What you have to do:
Where a line of the entries holds the string "time", copy that line.

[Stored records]
┄┄┄┄┄┄┄┄┄┄┄┄┄┄┄┄┄┄┄┄
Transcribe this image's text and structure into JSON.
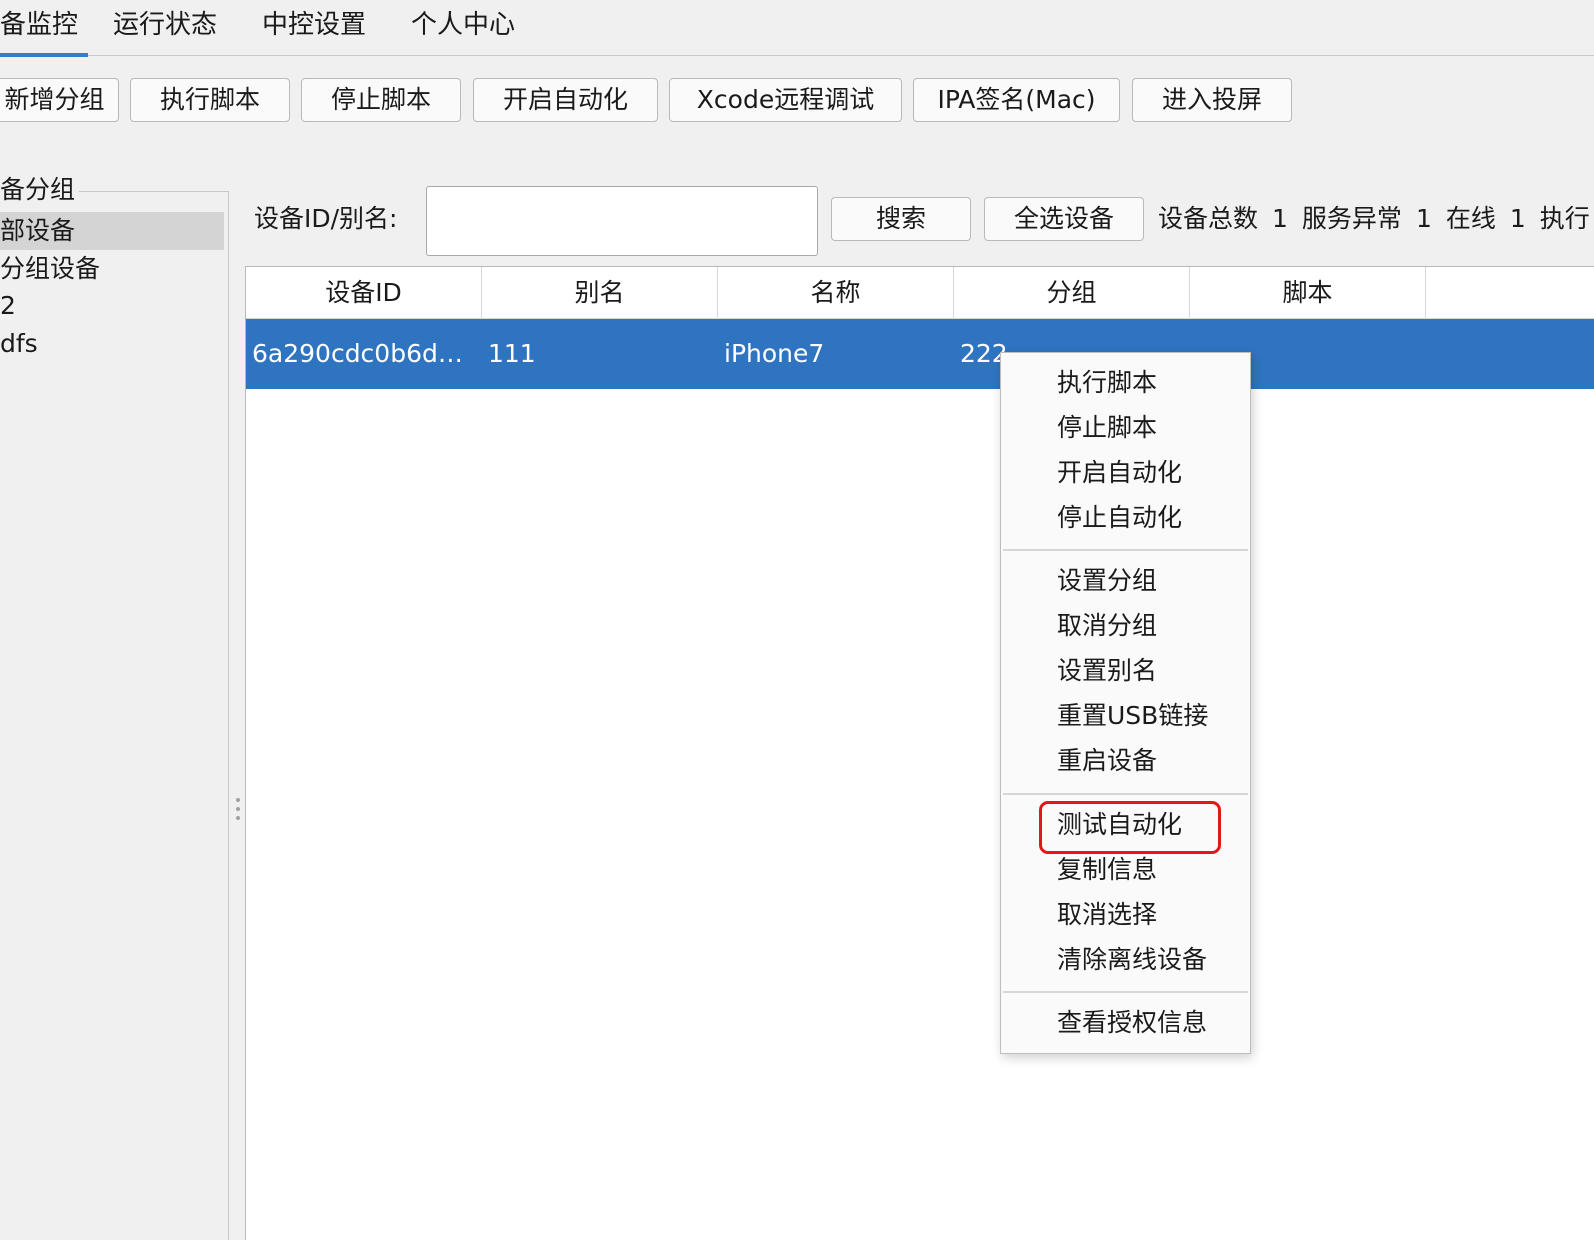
{
  "tabs": [
    "备监控",
    "运行状态",
    "中控设置",
    "个人中心"
  ],
  "toolbar": [
    "新增分组",
    "执行脚本",
    "停止脚本",
    "开启自动化",
    "Xcode远程调试",
    "IPA签名(Mac)",
    "进入投屏"
  ],
  "groups": {
    "title": "备分组",
    "items": [
      "部设备",
      "分组设备",
      "2",
      "dfs"
    ]
  },
  "search": {
    "label": "设备ID/别名:",
    "value": "",
    "search_button": "搜索",
    "select_all_button": "全选设备"
  },
  "stats": {
    "total_label": "设备总数",
    "total": "1",
    "error_label": "服务异常",
    "error": "1",
    "online_label": "在线",
    "online": "1",
    "running_label": "执行"
  },
  "table": {
    "columns": [
      "设备ID",
      "别名",
      "名称",
      "分组",
      "脚本"
    ],
    "rows": [
      {
        "device_id": "6a290cdc0b6db0...",
        "alias": "111",
        "name": "iPhone7",
        "group": "222"
      }
    ]
  },
  "context_menu": {
    "sections": [
      [
        "执行脚本",
        "停止脚本",
        "开启自动化",
        "停止自动化"
      ],
      [
        "设置分组",
        "取消分组",
        "设置别名",
        "重置USB链接",
        "重启设备"
      ],
      [
        "测试自动化",
        "复制信息",
        "取消选择",
        "清除离线设备"
      ],
      [
        "查看授权信息"
      ]
    ],
    "highlighted": "测试自动化"
  },
  "colors": {
    "accent": "#2f7fd0",
    "selected_row": "#2f74c0",
    "highlight_box": "#e21818"
  }
}
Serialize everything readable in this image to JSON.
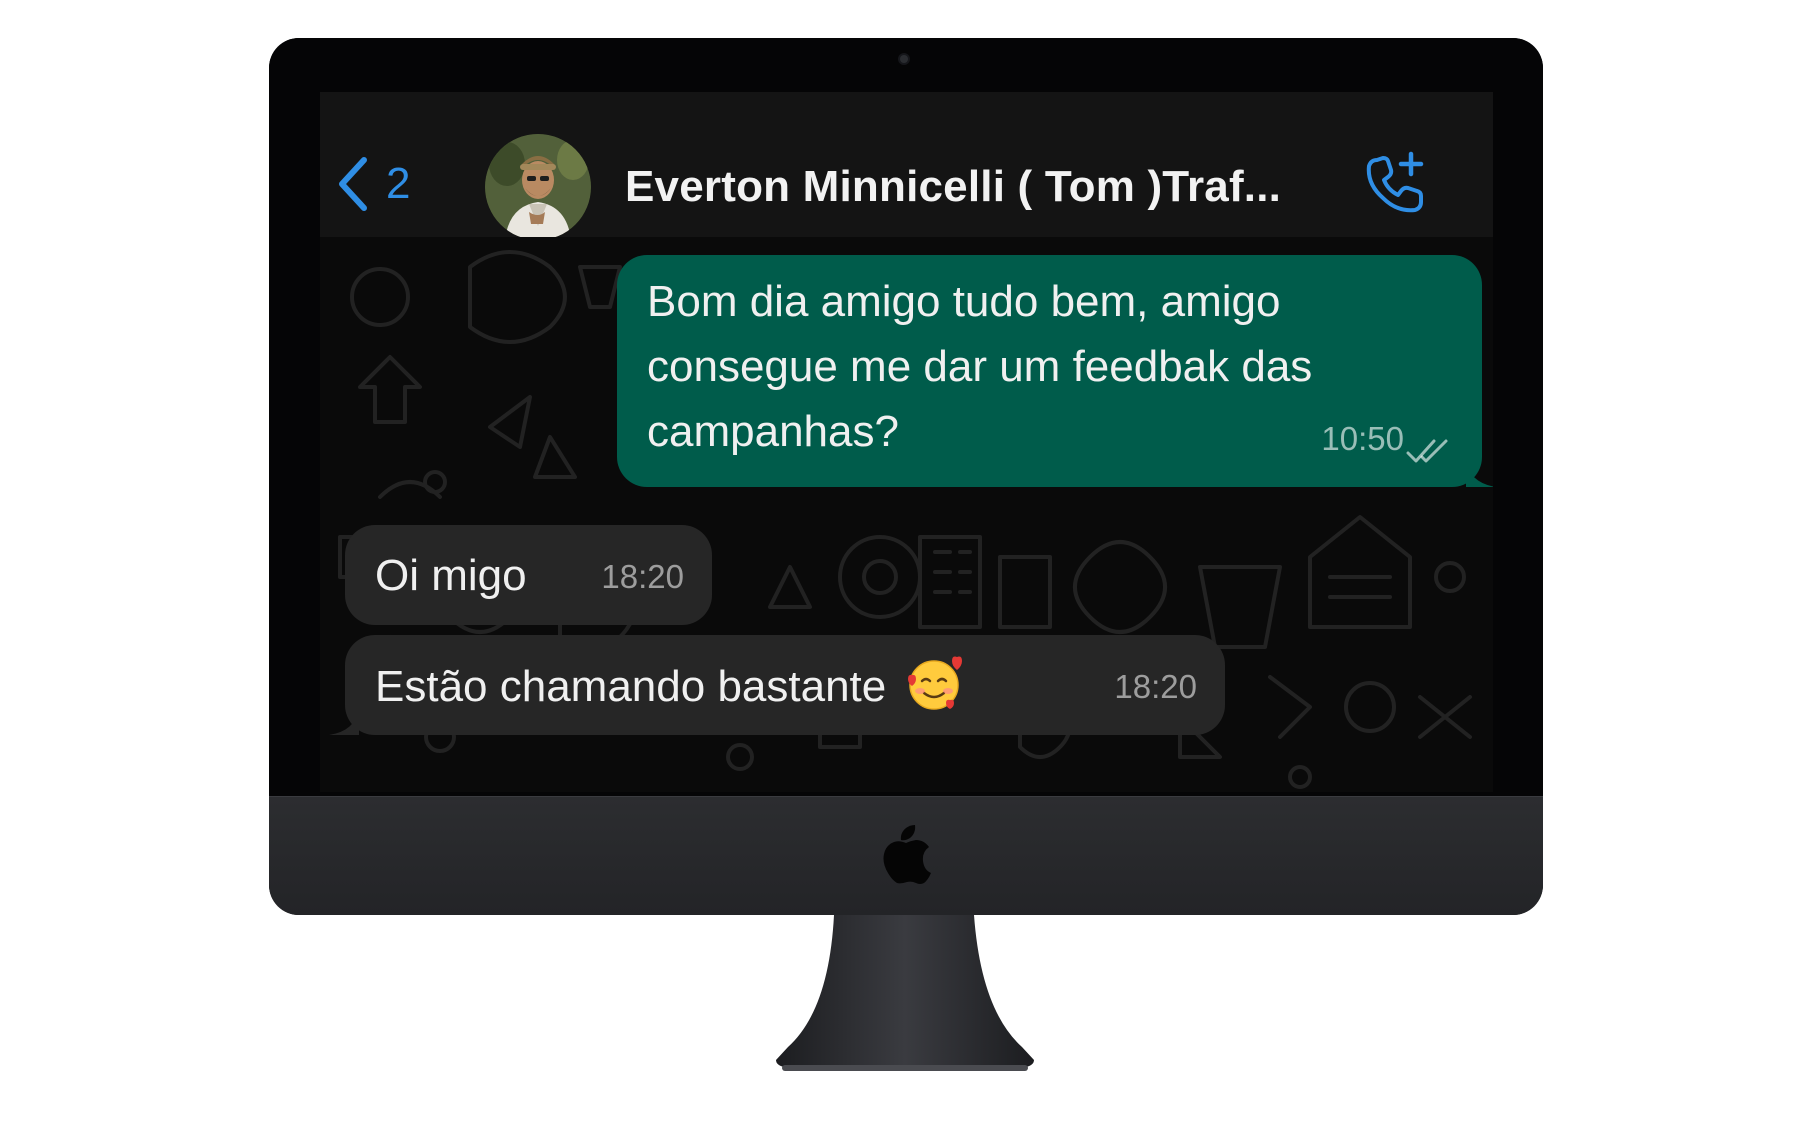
{
  "header": {
    "back_count": "2",
    "contact_name": "Everton Minnicelli ( Tom )Traf..."
  },
  "messages": [
    {
      "direction": "outgoing",
      "lines": [
        "Bom dia amigo tudo bem, amigo",
        "consegue me dar um feedbak das",
        "campanhas?"
      ],
      "time": "10:50",
      "status": "read"
    },
    {
      "direction": "incoming",
      "text": "Oi migo",
      "time": "18:20"
    },
    {
      "direction": "incoming",
      "text": "Estão chamando bastante",
      "emoji": "smiling-face-with-hearts",
      "time": "18:20"
    }
  ],
  "icons": {
    "back": "chevron-left-icon",
    "call": "phone-plus-icon",
    "ticks": "double-check-icon",
    "brand": "apple-logo"
  },
  "colors": {
    "accent": "#2f8ee5",
    "outgoing_bubble": "#005c4b",
    "incoming_bubble": "#262626",
    "header_bg": "#141414",
    "chat_bg": "#0a0a0a"
  }
}
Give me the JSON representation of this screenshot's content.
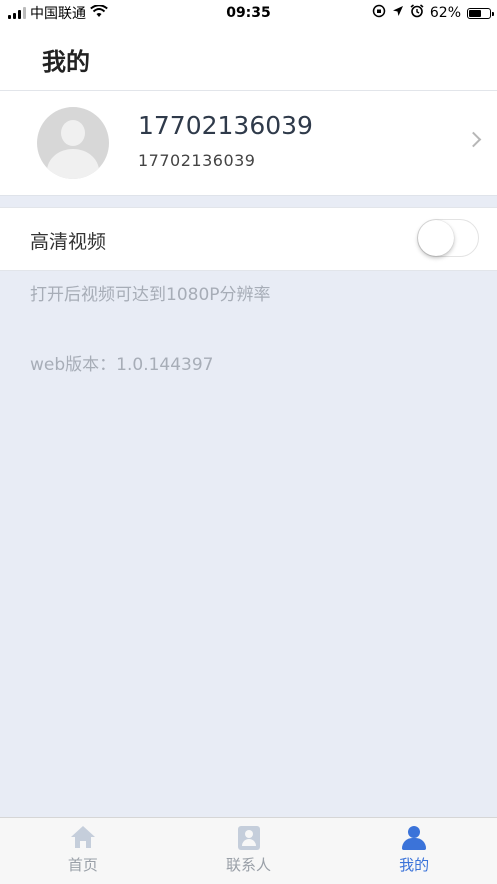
{
  "status_bar": {
    "carrier": "中国联通",
    "time": "09:35",
    "battery": "62%",
    "battery_level": 0.62,
    "icons": [
      "signal-icon",
      "wifi-icon",
      "rotation-lock-icon",
      "location-icon",
      "alarm-icon",
      "battery-icon"
    ]
  },
  "header": {
    "title": "我的"
  },
  "profile": {
    "name": "17702136039",
    "subtitle": "17702136039",
    "avatar_icon": "default-avatar-icon",
    "chevron_icon": "chevron-right-icon"
  },
  "settings": {
    "hd_video_label": "高清视频",
    "hd_video_enabled": false,
    "hint": "打开后视频可达到1080P分辨率",
    "version": "web版本：1.0.144397"
  },
  "tabbar": {
    "tabs": [
      {
        "label": "首页",
        "icon": "home-icon",
        "active": false
      },
      {
        "label": "联系人",
        "icon": "contacts-icon",
        "active": false
      },
      {
        "label": "我的",
        "icon": "user-icon",
        "active": true
      }
    ]
  },
  "colors": {
    "accent": "#3b73d9",
    "page_background": "#e8ecf5",
    "muted_text": "#a7adb7",
    "inactive_icon": "#c5cedb"
  }
}
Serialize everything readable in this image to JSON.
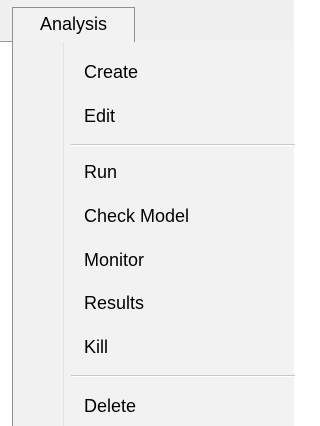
{
  "menu": {
    "title": "Analysis",
    "items": [
      {
        "label": "Create"
      },
      {
        "label": "Edit"
      },
      {
        "label": "Run"
      },
      {
        "label": "Check Model"
      },
      {
        "label": "Monitor"
      },
      {
        "label": "Results"
      },
      {
        "label": "Kill"
      },
      {
        "label": "Delete"
      }
    ]
  }
}
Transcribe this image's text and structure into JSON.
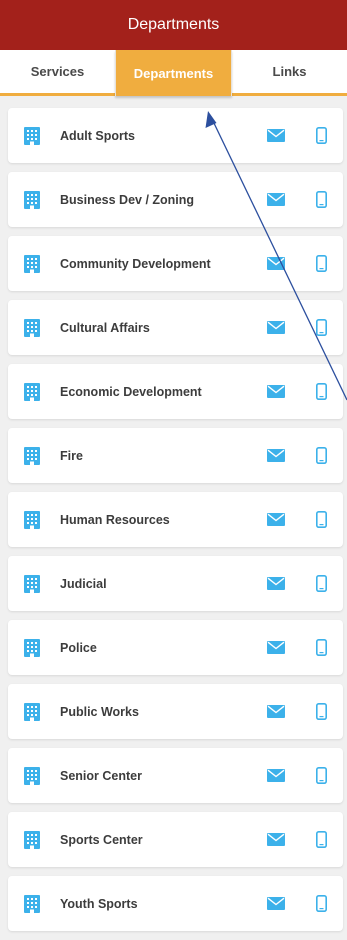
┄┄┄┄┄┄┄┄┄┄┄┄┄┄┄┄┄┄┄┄
Expected answer:
      "time": "10:50",
      "time": "18:20"
      "time": "18:20"
    "time": "09:35",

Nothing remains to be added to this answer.